    • This phase is a collection of tasks assigned to the project manager that utilizes the Client information (provided in the first two phases) to complete the roll out.

Once you have all of your stages mapped out, you’ll need to create them in the Sales Pipeline section of the CRM Settings area (CRM > Settings > Sales Pipeline). You’ll be asked to order your stages with a numeric value. I recommend using a 4 digit system of ordering. This will allow you to build multiple groups of stages and still keep everything organized. For example, instead of numbering the three stages I have outlined above as 1, 2 & 3 I have them labeled 2010, 2020 and 2030. Here’s the breakdown of how the nomenclature is meant to be read:

  • The “2” is the number I have assigned for website development. If I see a process stage that starts with “2” I’ll know where it belongs. It’ll also ensure that everything that belongs to website development stays bundled together since Infusionsoft lists the stages numerically.
  • The “01” is the actual stage in the process. I use a two digit value since some of our processes can have well over 10 stages. This will ensure you never run out of room.
  • The “0” is meant to allow you room to make future process stage additions without throwing off your entire numbering system. For example, if I decided to add “Project gantt” between “Onboarding” and “Sitemap” I could number it 2015 and save myself the hassle of having to go through and change the order number for every stage in the sequence.

 

Here’s a handy dandy screenshot of what that looks like:

using-infusionsoft-for-sales-process-management

Once these stages have been defined, they’ll show up in the “Sales Stage and Steps” section of your Opportunities dashboard:

how-infusionsoft-makes-it-easier-sol8

As you’re working with a client, you can transition them between stages through this dashboard!
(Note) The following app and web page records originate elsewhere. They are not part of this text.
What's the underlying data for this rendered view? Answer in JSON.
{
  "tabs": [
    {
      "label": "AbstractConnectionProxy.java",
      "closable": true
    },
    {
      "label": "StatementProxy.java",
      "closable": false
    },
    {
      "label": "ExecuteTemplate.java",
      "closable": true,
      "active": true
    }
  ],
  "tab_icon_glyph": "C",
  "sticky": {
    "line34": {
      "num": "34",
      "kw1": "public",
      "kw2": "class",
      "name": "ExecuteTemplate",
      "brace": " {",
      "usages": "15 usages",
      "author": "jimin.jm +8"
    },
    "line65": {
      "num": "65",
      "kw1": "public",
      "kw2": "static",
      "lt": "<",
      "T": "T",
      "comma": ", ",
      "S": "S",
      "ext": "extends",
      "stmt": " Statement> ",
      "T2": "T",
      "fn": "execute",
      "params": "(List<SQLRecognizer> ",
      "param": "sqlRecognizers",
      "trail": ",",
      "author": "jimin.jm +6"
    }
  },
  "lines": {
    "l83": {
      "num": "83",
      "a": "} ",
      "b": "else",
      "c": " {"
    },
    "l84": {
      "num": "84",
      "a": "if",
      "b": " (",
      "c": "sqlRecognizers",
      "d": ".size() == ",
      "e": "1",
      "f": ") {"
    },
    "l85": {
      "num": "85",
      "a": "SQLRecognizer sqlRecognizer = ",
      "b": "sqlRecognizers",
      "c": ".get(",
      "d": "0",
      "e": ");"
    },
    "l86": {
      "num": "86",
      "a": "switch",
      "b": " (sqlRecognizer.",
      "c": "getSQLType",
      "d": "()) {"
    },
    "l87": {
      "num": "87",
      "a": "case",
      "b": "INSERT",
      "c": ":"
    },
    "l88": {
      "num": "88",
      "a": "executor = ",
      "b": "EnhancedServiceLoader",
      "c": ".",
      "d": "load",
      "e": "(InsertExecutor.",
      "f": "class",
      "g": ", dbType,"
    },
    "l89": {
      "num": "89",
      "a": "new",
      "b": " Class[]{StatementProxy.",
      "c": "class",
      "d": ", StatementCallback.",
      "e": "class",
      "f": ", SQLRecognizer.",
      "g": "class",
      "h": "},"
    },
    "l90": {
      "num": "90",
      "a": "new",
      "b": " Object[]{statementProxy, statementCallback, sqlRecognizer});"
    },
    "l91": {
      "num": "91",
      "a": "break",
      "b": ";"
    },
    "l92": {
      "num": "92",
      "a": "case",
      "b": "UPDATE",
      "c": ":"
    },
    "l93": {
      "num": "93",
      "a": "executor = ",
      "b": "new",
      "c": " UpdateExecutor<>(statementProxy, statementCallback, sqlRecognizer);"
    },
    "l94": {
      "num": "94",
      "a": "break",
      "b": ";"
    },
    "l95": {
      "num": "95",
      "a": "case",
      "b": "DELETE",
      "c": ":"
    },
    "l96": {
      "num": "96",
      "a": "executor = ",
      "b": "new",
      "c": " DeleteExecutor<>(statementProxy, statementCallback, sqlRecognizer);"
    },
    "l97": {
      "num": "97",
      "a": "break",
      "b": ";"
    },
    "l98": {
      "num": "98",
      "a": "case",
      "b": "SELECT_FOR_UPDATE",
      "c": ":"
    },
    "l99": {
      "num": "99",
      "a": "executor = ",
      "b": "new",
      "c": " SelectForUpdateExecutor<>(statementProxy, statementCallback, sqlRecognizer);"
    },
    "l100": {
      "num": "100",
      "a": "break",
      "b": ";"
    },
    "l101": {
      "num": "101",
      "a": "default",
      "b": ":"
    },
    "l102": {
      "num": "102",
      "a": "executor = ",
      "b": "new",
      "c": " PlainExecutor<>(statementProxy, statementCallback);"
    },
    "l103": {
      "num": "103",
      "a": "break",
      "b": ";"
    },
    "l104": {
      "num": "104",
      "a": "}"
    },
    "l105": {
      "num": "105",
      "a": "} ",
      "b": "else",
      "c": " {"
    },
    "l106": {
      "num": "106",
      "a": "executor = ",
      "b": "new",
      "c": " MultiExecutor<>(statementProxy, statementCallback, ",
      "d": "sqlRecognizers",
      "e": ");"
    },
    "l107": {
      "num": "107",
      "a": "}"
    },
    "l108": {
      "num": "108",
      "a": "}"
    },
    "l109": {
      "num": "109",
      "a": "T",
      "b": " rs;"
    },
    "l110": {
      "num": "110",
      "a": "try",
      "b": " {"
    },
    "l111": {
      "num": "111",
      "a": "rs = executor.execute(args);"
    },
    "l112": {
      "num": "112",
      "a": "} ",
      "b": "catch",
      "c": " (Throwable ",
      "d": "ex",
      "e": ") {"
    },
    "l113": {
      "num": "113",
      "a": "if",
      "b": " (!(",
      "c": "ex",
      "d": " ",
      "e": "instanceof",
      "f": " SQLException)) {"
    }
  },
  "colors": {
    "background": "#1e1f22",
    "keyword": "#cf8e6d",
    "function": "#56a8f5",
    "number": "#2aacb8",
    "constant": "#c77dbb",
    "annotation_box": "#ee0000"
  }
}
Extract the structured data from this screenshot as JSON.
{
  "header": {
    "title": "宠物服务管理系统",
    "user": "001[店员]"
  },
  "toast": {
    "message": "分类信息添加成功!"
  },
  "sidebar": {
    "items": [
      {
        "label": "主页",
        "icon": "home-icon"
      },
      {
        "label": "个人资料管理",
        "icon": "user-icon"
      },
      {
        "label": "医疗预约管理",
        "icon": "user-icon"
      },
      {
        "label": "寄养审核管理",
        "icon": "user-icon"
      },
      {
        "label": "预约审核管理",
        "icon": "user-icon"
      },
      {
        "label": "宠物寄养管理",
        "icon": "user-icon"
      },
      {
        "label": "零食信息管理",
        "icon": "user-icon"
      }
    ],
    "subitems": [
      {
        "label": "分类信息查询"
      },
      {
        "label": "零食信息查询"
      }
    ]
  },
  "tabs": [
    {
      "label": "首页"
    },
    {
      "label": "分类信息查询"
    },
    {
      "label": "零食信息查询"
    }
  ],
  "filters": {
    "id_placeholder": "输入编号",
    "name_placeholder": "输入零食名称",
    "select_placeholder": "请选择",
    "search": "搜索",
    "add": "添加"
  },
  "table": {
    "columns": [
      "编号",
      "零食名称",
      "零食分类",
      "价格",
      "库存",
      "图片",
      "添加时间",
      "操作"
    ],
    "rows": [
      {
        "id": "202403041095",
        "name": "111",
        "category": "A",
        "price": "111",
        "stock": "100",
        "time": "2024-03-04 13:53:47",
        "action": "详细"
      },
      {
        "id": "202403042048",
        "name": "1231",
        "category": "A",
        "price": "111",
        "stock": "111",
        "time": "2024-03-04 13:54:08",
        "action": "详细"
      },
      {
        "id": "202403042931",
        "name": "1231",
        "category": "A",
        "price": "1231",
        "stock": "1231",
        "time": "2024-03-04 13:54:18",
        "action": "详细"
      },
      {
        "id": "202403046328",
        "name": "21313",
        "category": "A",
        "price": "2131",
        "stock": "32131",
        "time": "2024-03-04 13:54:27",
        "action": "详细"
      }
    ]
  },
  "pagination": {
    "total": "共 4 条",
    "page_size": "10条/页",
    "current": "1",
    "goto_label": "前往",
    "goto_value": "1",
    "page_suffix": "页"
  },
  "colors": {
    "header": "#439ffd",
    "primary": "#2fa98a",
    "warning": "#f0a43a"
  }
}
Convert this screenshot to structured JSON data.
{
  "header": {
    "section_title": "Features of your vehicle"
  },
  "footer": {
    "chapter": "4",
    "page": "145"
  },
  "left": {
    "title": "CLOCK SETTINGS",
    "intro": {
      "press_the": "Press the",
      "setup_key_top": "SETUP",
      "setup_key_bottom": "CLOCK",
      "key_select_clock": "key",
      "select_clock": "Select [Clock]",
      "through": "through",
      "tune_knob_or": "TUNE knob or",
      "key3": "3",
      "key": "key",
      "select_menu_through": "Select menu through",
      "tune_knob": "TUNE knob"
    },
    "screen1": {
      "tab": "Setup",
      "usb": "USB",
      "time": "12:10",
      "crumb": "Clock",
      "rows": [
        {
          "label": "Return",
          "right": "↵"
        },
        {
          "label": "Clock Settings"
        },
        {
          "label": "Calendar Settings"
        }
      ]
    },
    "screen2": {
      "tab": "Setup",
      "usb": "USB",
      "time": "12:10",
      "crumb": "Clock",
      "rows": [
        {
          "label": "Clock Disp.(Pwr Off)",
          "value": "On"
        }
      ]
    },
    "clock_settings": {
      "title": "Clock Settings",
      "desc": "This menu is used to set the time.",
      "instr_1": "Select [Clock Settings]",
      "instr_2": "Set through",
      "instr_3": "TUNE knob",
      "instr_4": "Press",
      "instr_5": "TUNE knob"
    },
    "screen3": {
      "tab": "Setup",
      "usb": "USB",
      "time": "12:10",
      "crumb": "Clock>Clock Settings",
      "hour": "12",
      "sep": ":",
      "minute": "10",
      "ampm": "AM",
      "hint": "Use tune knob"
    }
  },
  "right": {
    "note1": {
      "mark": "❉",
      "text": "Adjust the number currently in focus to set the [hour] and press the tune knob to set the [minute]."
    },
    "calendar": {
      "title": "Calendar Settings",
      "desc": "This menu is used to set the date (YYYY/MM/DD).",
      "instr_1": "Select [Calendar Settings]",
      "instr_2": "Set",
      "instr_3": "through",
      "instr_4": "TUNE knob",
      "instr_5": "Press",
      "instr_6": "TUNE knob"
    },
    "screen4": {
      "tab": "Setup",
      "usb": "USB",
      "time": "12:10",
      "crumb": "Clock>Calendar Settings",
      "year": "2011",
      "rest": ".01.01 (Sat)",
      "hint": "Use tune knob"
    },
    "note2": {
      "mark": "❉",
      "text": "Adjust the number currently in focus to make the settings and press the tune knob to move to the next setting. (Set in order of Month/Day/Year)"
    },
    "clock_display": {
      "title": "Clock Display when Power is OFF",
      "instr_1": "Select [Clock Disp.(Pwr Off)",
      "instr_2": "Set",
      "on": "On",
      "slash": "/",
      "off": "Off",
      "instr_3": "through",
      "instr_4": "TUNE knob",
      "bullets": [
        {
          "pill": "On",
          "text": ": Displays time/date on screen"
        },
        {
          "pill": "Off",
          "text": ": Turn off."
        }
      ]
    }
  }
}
Each time you transition them to a new stage, you can have automation built out that speaks to every stage that the client is in. And, as I’m sure my advanced readers already know, the automation can also transition clients between stages automatically based upon available triggers as well.

Here’s a screenshot of what the campaign builder looks like for this particular process management campaign:

infusionsoft-automating-the-process

What’s cool about this ability to transition is that it is non-linear. That means that your clients can move back and forth between stages or even skip stages without incident. It all depends upon how you choose to use the tool. Unlike other, linear forms of automation, the opportunity goal enables your process to be dynamic and (where necessary) even repeatable.

 

Got All That?

This is just a cursory overview of the concept, but I hope it has give you some ideas about how you can merge your automated and manual processes into a more powerful automation machine. If you need any help or would like to discuss Solutions 8 building these types of campaigns out for you, please don’t hesitate to contact us!